Austin City Council gave the green light March 7 to launch an Infrastructure Academy to connect residents with jobs as Austin embarks on $25 billion in capital projects.

The program aims to help fill thousands of skilled trades jobs with local talent as Austin widens I-35, expands the airport, renovates the convention center and adds a light rail to its transportation network.

The academy could operate similarly to the Art in Public Spaces program, which commissions local artists to create murals and other installations throughout the city.

“We're going to build the physical infrastructure that we determined we need for this community, [but] we don't have the human infrastructure in place,” Mayor Kirk Watson told Community Impact. “And that’s what this is about.”

The why

The Infrastructure Academy follows an October report from consulting firm CivicSol that found Austin will need to fill 10,000 infrastructure and mobility jobs per year for the next 17 years to realize its laundry list of capital projects.

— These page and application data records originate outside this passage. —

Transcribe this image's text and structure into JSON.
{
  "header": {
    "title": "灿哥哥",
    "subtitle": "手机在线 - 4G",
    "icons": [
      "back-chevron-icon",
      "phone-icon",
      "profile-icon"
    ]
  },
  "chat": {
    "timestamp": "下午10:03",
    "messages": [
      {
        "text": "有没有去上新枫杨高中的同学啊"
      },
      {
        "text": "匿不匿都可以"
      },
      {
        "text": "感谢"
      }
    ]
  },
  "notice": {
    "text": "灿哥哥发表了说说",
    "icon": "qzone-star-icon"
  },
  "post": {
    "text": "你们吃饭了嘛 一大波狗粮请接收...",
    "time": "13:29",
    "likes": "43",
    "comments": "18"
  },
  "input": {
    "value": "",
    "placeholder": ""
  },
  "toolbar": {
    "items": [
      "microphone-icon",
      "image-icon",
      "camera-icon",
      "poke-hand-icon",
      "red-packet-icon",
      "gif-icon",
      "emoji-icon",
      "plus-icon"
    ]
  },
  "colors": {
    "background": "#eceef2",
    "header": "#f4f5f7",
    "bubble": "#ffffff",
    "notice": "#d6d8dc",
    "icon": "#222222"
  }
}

Watson said that means Austin will need to maintain its current workforce and add 4,000 new workers to it each year for nearly the next two decades.

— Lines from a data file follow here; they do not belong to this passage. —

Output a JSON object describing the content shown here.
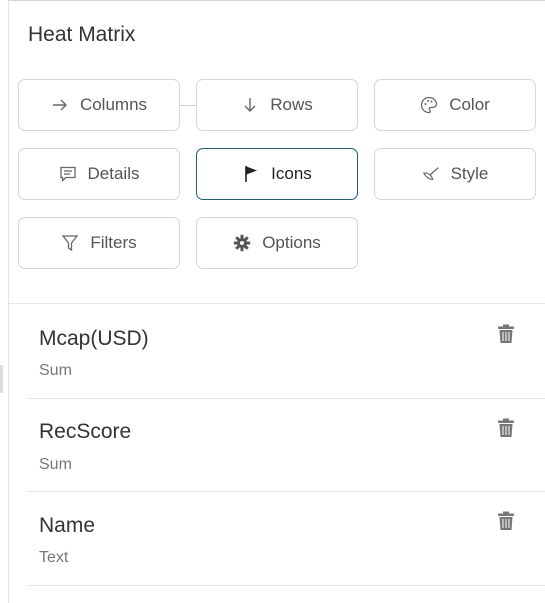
{
  "panel": {
    "title": "Heat Matrix"
  },
  "buttons": {
    "columns": "Columns",
    "rows": "Rows",
    "color": "Color",
    "details": "Details",
    "icons": "Icons",
    "style": "Style",
    "filters": "Filters",
    "options": "Options"
  },
  "active_button": "icons",
  "fields": [
    {
      "name": "Mcap(USD)",
      "aggregation": "Sum"
    },
    {
      "name": "RecScore",
      "aggregation": "Sum"
    },
    {
      "name": "Name",
      "aggregation": "Text"
    }
  ],
  "colors": {
    "accent": "#1e5f74",
    "border": "#d6d6d6",
    "text": "#333333",
    "muted": "#777777"
  }
}
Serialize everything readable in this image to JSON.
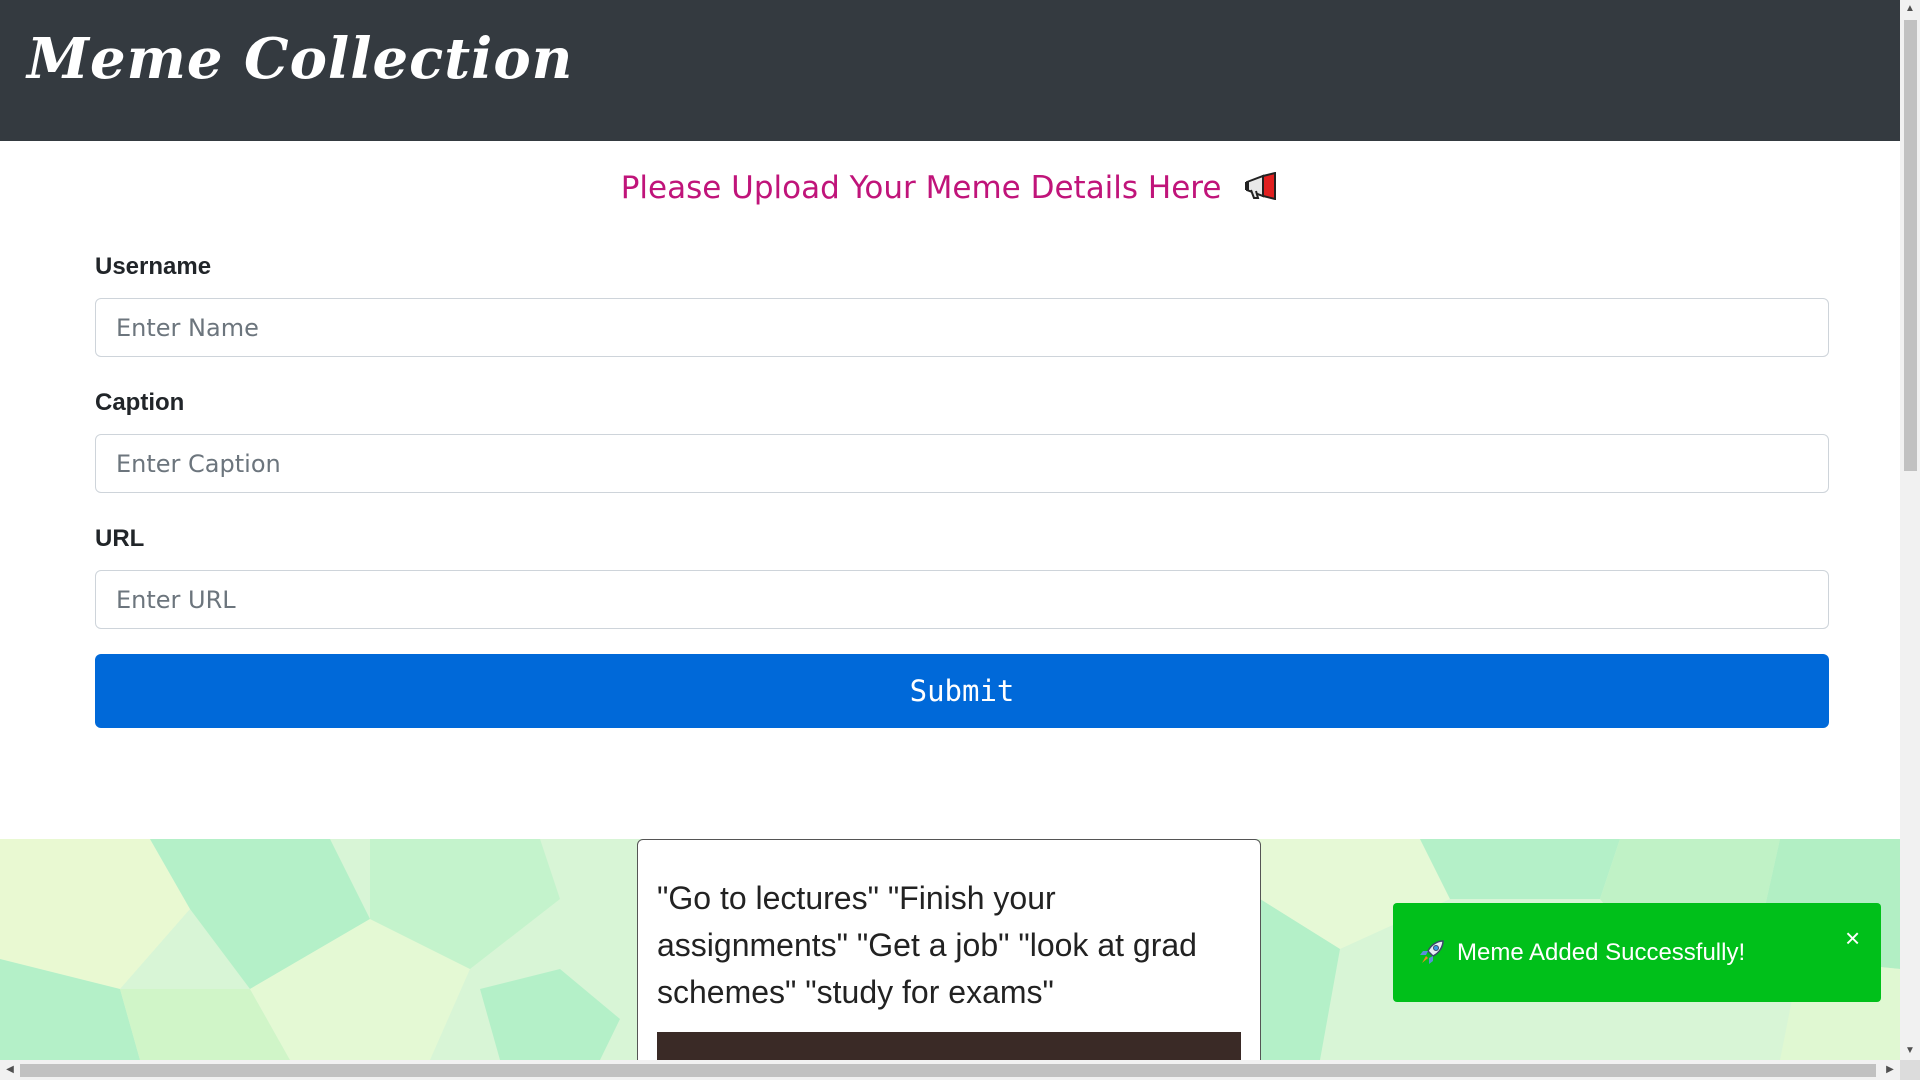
{
  "navbar": {
    "brand": "Meme Collection"
  },
  "form": {
    "heading": "Please Upload Your Meme Details Here",
    "heading_icon": "megaphone-icon",
    "username": {
      "label": "Username",
      "placeholder": "Enter Name",
      "value": ""
    },
    "caption": {
      "label": "Caption",
      "placeholder": "Enter Caption",
      "value": ""
    },
    "url": {
      "label": "URL",
      "placeholder": "Enter URL",
      "value": ""
    },
    "submit_label": "Submit"
  },
  "meme": {
    "caption_text": "\"Go to lectures\" \"Finish your assignments\" \"Get a job\" \"look at grad schemes\" \"study for exams\""
  },
  "toast": {
    "icon": "rocket-icon",
    "message": "Meme Added Successfully!",
    "close_label": "×",
    "color": "#00c01a"
  },
  "colors": {
    "navbar": "#343a40",
    "heading": "#c0147a",
    "primary": "#0069d9"
  }
}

The city’s infrastructure workforce is already made up of 222,000 workers, more than the local health care and manufacturing industries combined, Watson said.

Austin will also need to ramp up its recruiting efforts and improve coordination with existing organizations, such as Workforce Solutions Capital Area, Skillpoint Alliance and Austin Community College to get local workers trained and hired, the study found.

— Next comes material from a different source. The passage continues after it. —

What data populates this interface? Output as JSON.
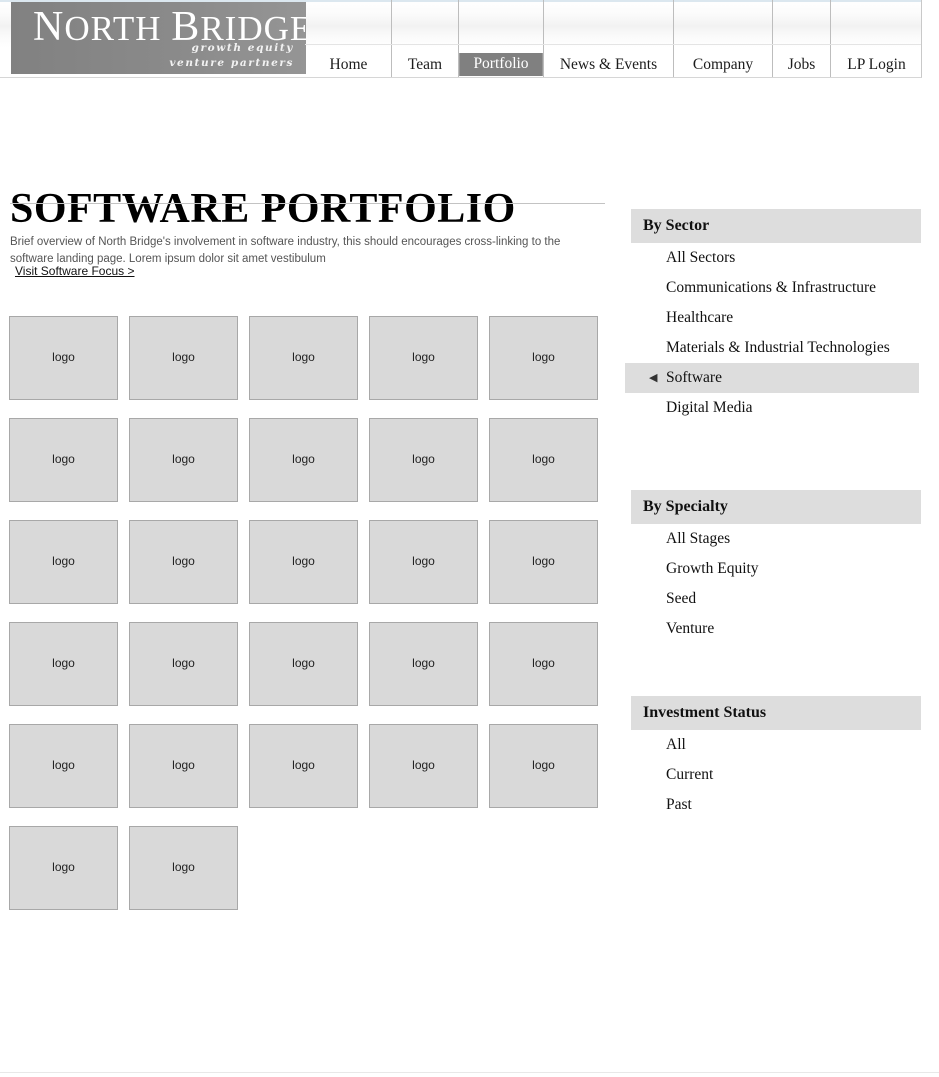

The impact

The boom in infrastructure and mobility jobs—some of which require training that can be completed in a matter of weeks—could transform Austin into a city that doesn’t require a college degree to be successful, Watson said.

Watson said a “key goal” of the Infrastructure Academy is to establish a new normal in which a high school graduate can go to trade school instead of a four-year university and thrive in Austin.

Creating that reality means starting the recruiting process for skilled trades jobs as early as seventh grade, said Sarah Garza, director of mobility industry partnerships at Workforce Solutions Capital Area.

“We know with the amount of workers that we're going to need for these projects, we can't just pull from the same well of talent; we're going to need to dig a little deeper,” Garza said.

Quote of note

“We never want to dismiss someone achieving their highest level of educational attainment,” said Tamara Atkinson, CEO of Workforce Solutions Capital Area. “But we also need to equally be sharing the narrative that people can, right out of high school, get to work and be learning, and in four years after their peers are graduating from college with debt, they can be earning $70,000 [a year] and have zero debt.”

Diving in deeper

Another key focus of the Infrastructure Academy is investing in and making affordable child care accessible, as it remains a barrier for parents, particularly women, looking to land an infrastructure job.

Women make up about 15% of Austin’s skilled trades workforce, Watson said, but it should be around 41% to be consistent with the general population of the city’s workforce.

Members of Go Austin/Vamos Austin, or GAVA, spoke during public comment March 7 demanding more action on affordable child care as Austin has seen a growing waitlist for child care subsidies that reached nearly 4,000 people in December.

The group urged City Council to invest $1.5 million for early childhood education and child care costs as part of the Infrastructure Academy.

“Since his first 100 days Mayor Watson has spoken broadly on record of his plans to support child care; however, to our knowledge, Item 21 is the first resolution to come forth from him that mentions child care,” GAVA said in a statement to Community Impact. “Since the proposed Academy will create increased demand on the existing child care system that is already overwhelmed and under-resourced, GAVA urged council to act now and amend the resolution to do more to build up early childhood solutions with dedicated funding to meet current child care needs and to better prepare for the child care needs of the 4,000 new Infrastructure Academy workers.”

What’s next

Austin leaders are working on finding a brick-and-mortar location for the Infrastructure Academy, which will be announced soon, officials said.